### Work to complete
Please copy out every line in the records below that includes the word "tool".

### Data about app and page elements
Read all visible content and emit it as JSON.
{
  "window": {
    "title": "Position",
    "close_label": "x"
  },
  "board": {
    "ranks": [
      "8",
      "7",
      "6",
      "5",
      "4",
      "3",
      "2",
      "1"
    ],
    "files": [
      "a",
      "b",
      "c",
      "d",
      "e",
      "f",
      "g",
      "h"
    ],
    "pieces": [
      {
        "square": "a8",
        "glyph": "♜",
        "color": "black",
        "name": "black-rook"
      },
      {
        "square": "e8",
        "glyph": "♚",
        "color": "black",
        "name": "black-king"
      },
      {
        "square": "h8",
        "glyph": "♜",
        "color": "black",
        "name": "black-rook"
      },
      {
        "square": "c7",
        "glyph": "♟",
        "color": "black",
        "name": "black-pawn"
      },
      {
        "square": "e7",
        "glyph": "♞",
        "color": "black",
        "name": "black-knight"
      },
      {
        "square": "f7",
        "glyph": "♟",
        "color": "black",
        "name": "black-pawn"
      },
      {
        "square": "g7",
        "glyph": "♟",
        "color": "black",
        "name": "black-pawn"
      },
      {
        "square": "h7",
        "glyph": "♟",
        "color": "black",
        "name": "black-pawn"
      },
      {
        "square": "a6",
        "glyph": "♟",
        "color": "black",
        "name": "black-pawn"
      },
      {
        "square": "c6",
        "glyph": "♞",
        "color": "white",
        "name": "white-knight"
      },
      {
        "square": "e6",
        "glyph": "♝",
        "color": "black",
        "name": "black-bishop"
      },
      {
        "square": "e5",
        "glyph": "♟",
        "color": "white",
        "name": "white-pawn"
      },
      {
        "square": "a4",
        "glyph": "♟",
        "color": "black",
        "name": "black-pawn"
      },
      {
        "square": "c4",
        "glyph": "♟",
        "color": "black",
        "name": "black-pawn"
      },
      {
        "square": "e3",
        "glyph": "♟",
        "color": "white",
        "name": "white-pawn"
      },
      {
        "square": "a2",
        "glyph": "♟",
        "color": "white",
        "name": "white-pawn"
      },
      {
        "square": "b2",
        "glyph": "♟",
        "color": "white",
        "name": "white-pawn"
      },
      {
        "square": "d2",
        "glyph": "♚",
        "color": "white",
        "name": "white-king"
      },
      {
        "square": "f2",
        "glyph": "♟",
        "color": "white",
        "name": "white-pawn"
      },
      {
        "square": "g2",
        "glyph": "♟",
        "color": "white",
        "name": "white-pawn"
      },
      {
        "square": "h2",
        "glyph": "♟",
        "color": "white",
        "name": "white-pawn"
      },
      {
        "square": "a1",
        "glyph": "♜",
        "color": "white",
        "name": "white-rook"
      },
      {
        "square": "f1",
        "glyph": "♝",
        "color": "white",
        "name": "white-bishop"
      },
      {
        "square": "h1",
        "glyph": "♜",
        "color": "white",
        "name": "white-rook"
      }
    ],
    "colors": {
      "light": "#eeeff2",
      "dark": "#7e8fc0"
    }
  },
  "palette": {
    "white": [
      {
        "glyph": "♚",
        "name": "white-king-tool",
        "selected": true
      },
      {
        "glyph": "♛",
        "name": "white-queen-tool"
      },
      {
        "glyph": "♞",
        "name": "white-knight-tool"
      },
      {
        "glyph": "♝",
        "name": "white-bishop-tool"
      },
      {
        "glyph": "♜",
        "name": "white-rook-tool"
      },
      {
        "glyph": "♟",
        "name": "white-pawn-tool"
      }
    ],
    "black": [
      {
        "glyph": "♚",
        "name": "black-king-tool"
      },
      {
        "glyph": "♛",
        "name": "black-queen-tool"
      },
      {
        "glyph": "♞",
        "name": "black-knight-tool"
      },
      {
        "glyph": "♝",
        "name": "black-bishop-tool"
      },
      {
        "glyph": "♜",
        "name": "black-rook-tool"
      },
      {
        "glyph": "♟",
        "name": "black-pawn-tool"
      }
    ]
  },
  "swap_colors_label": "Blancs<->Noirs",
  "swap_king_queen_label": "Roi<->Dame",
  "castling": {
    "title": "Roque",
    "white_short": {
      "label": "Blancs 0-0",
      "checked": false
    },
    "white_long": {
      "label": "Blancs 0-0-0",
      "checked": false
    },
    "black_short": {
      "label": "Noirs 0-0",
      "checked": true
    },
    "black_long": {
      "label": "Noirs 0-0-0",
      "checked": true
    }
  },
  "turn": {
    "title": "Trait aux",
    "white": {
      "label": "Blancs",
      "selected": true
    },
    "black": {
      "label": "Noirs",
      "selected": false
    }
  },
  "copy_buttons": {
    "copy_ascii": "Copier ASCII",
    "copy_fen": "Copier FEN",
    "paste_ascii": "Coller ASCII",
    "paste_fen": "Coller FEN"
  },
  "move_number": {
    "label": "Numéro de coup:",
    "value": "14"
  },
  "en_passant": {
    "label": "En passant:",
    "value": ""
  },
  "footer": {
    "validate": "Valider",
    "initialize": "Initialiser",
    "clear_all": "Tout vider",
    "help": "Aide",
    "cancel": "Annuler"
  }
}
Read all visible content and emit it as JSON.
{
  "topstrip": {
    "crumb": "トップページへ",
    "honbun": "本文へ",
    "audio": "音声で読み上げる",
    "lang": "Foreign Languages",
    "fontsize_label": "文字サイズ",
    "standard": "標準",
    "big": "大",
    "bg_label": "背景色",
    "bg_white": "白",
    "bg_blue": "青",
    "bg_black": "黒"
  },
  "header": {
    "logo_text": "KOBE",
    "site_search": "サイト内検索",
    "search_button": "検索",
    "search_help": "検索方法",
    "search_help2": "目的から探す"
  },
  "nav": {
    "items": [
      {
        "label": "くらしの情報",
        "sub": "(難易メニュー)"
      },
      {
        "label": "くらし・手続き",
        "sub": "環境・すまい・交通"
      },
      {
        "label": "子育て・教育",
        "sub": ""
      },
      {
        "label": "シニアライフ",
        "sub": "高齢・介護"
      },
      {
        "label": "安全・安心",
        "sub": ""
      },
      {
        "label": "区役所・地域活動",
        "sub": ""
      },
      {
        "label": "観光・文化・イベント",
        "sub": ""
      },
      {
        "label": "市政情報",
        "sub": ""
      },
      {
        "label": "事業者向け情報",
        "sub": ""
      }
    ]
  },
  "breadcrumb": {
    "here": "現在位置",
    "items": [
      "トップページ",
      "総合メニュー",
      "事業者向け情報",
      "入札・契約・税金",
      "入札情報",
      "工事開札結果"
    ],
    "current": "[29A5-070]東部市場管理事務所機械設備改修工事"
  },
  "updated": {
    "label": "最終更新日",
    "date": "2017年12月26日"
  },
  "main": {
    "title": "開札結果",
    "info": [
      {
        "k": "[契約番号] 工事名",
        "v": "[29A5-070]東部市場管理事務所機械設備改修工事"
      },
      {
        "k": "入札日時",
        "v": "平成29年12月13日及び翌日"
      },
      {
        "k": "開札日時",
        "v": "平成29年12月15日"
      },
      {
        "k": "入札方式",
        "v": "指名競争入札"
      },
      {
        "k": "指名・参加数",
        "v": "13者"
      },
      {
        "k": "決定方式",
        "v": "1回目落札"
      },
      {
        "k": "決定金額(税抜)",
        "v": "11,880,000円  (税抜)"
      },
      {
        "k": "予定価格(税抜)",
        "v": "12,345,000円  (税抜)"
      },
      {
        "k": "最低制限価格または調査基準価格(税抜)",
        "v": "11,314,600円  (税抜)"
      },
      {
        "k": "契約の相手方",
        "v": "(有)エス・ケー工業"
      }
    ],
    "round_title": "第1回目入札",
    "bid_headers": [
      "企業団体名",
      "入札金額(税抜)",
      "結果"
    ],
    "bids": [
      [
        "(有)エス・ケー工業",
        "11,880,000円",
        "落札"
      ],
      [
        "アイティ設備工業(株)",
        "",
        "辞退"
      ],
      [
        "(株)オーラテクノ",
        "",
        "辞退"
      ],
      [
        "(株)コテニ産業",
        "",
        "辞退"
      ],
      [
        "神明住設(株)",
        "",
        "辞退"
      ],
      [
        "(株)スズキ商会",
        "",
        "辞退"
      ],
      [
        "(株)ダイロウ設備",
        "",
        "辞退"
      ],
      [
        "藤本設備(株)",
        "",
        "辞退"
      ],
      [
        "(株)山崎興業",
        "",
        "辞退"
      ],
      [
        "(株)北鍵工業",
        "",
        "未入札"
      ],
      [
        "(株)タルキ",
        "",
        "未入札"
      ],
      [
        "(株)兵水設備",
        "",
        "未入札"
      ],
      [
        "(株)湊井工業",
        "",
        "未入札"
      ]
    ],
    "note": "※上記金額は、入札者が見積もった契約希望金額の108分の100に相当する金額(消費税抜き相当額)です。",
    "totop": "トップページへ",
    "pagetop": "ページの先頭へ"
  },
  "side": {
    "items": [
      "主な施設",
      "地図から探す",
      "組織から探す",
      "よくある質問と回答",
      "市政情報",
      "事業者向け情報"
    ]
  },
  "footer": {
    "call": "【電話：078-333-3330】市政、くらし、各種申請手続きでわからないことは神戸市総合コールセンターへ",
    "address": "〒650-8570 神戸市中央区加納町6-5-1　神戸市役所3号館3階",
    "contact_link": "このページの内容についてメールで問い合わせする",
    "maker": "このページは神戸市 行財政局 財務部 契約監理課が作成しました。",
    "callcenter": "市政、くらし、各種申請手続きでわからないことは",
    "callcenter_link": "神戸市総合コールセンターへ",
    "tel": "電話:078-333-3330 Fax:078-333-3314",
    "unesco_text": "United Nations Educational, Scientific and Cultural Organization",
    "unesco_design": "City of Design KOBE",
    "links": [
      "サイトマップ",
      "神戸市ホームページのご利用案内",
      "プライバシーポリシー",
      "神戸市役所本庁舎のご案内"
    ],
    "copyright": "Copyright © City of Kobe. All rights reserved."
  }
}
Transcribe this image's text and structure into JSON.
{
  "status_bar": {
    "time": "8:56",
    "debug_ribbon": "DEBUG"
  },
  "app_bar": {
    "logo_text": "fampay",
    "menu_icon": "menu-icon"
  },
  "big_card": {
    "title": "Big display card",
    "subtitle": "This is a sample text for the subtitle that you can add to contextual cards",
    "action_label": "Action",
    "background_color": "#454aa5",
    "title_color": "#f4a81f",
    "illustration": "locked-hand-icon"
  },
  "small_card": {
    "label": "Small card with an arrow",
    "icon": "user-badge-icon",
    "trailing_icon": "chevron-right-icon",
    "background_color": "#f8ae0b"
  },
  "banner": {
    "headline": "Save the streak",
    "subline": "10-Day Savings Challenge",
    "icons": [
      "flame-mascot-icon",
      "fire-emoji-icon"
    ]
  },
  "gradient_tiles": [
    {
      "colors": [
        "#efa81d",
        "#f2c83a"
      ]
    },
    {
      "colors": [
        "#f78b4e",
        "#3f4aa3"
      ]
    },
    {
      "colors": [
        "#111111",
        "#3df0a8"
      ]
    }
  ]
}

### Answer for this exercise
        "name": "white-king-tool",
        "name": "white-queen-tool"
        "name": "white-knight-tool"
        "name": "white-bishop-tool"
        "name": "white-rook-tool"
        "name": "white-pawn-tool"
        "name": "black-king-tool"
        "name": "black-queen-tool"
        "name": "black-knight-tool"
        "name": "black-bishop-tool"
        "name": "black-rook-tool"
        "name": "black-pawn-tool"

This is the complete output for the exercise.